Pachysandra is often severely infested by this scale. The female scales are gray and pear-shaped, while the males are smaller, narrower, and whiter. There are probably two generations each season, and the winter is passed in a nearly mature condition; eggs are formed during May and hatch later in the month. Badly infested plantings may be renovated by mowing and removing clippings, allowing plants to regrow from stolons. Among the compounds registered for control of this pest in Connecticut are horticultural oil, insecticidal soap and malathion. Spraying with ultrafine horticultural oil, either in mid-April for a dormant treatment or early June and again in mid-July, will control this scale while conserving the natural predators and parasites that might be present. Sprays of insecticidal soap and malathion applied in early June and again in mid-July will also control this scale. Consult the label for dosage rates and safety precautions.

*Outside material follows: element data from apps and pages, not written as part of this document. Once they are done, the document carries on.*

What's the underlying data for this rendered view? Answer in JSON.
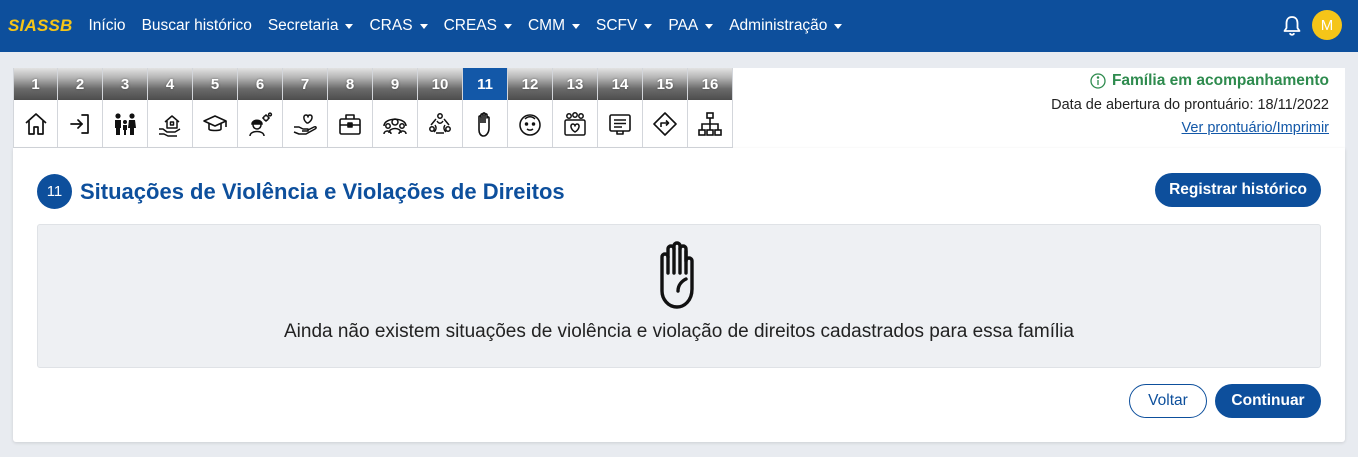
{
  "navbar": {
    "brand": "SIASSB",
    "items": [
      {
        "label": "Início",
        "dropdown": false
      },
      {
        "label": "Buscar histórico",
        "dropdown": false
      },
      {
        "label": "Secretaria",
        "dropdown": true
      },
      {
        "label": "CRAS",
        "dropdown": true
      },
      {
        "label": "CREAS",
        "dropdown": true
      },
      {
        "label": "CMM",
        "dropdown": true
      },
      {
        "label": "SCFV",
        "dropdown": true
      },
      {
        "label": "PAA",
        "dropdown": true
      },
      {
        "label": "Administração",
        "dropdown": true
      }
    ],
    "avatar_initial": "M",
    "bell_icon": "bell-icon"
  },
  "steps": [
    {
      "num": "1",
      "icon": "home-icon"
    },
    {
      "num": "2",
      "icon": "login-icon"
    },
    {
      "num": "3",
      "icon": "family-icon"
    },
    {
      "num": "4",
      "icon": "house-hand-icon"
    },
    {
      "num": "5",
      "icon": "graduation-cap-icon"
    },
    {
      "num": "6",
      "icon": "worker-gears-icon"
    },
    {
      "num": "7",
      "icon": "hand-heart-icon"
    },
    {
      "num": "8",
      "icon": "briefcase-icon"
    },
    {
      "num": "9",
      "icon": "people-group-icon"
    },
    {
      "num": "10",
      "icon": "recycle-people-icon"
    },
    {
      "num": "11",
      "icon": "stop-hand-icon",
      "active": true
    },
    {
      "num": "12",
      "icon": "child-face-icon"
    },
    {
      "num": "13",
      "icon": "heart-people-icon"
    },
    {
      "num": "14",
      "icon": "document-list-icon"
    },
    {
      "num": "15",
      "icon": "direction-sign-icon"
    },
    {
      "num": "16",
      "icon": "org-chart-icon"
    }
  ],
  "status": {
    "label": "Família em acompanhamento",
    "date_line": "Data de abertura do prontuário: 18/11/2022",
    "link": "Ver prontuário/Imprimir",
    "color": "#2e8b4e"
  },
  "section": {
    "number": "11",
    "title": "Situações de Violência e Violações de Direitos",
    "register_button": "Registrar histórico",
    "empty_message": "Ainda não existem situações de violência e violação de direitos cadastrados para essa família",
    "back_button": "Voltar",
    "continue_button": "Continuar"
  },
  "colors": {
    "primary": "#0d4f9c",
    "brand": "#f5c518",
    "active_step": "#1358a8"
  }
}
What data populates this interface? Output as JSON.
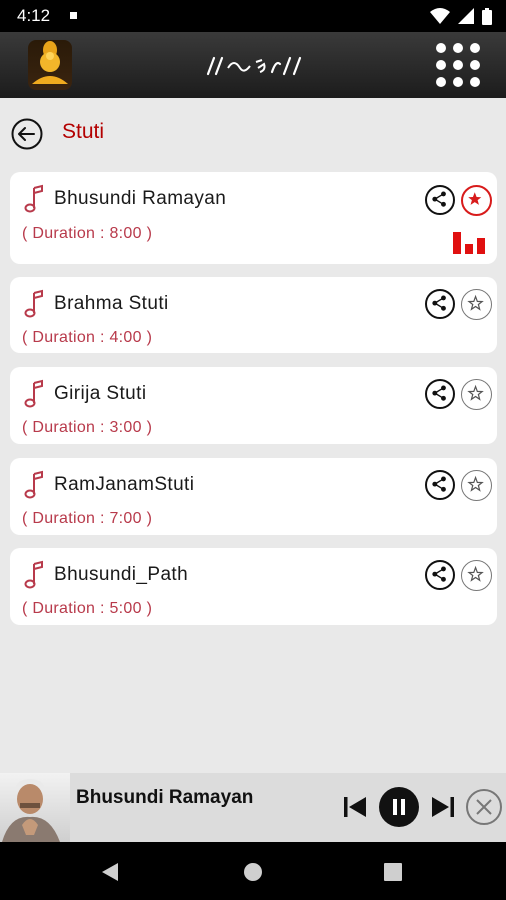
{
  "status_bar": {
    "time": "4:12"
  },
  "header": {
    "logo": "idol-logo-icon",
    "menu_icon": "grid-menu-icon"
  },
  "sub_header": {
    "title": "Stuti",
    "back_icon": "back-arrow-icon"
  },
  "songs": [
    {
      "name": "Bhusundi Ramayan",
      "duration": "( Duration : 8:00 )",
      "favorite": true,
      "playing": true
    },
    {
      "name": "Brahma Stuti",
      "duration": "( Duration : 4:00 )",
      "favorite": false,
      "playing": false
    },
    {
      "name": "Girija Stuti",
      "duration": "( Duration : 3:00 )",
      "favorite": false,
      "playing": false
    },
    {
      "name": "RamJanamStuti",
      "duration": "( Duration : 7:00 )",
      "favorite": false,
      "playing": false
    },
    {
      "name": "Bhusundi_Path",
      "duration": "( Duration : 5:00 )",
      "favorite": false,
      "playing": false
    }
  ],
  "player": {
    "title": "Bhusundi Ramayan",
    "state": "playing"
  },
  "colors": {
    "accent": "#b30000",
    "duration": "#b83a4b",
    "fav_active": "#d81b1b"
  }
}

San Jose scale, Quadraspidiotus perniciosus.
Occasionally, this scale infests pachysandra. Large infestations of the San Jose scale can destroy an entire planting. Partially-grown scales overwinter under their circular gray covering or scale on the twigs. In late may the males emerge from under their scales to mate with the immobile females. Females are circular and cone-shaped, and their circular scales are about 1/16" in diameter, with a raised center or nipple. The males are smaller and elongate, with the nipple not centered on the scale. Females give live birth to tiny bright yellow crawlers in June. The young crawlers quickly settle, insert their long mouthparts into the twigs, and then suck sap from stems. As they grow, the crawlers secrete a waxy filament that becomes their scale or covering. Overlapping generations are present from June through September. Scales may be controlled by applying horticultural oil at a dormant timing or in June when crawlers are active. Diazinon, which is among the compounds registered for control of this pest in Connecticut, can also be applied against the crawlers in June. Consult the labels for dosage rates and safety precautions. To detect the yellow crawlers, wrap black tape coated with Vaseline around stems. Adult flights may be detected with pheromone traps. An alternative control practice would be renovation of ground cover plantings, described under Euonymus scale.

Oystershell scale, Lepidosaphes ulmi.
For the biology of this scale, see Apple. A dormant application of horticultural oil will control overwintering scales. Summer application of ultrafine oil can also be helpful. Spraying with malathion, ultrafine oil, or insecticidal soap, which are among the compounds registered for control of this pest in Connecticut, about June 15 kills the young crawlers. Consult the label for dosage rates and safety precautions. An alternative control practice would be renovation of ground cover plantings, described under Euonymus scale.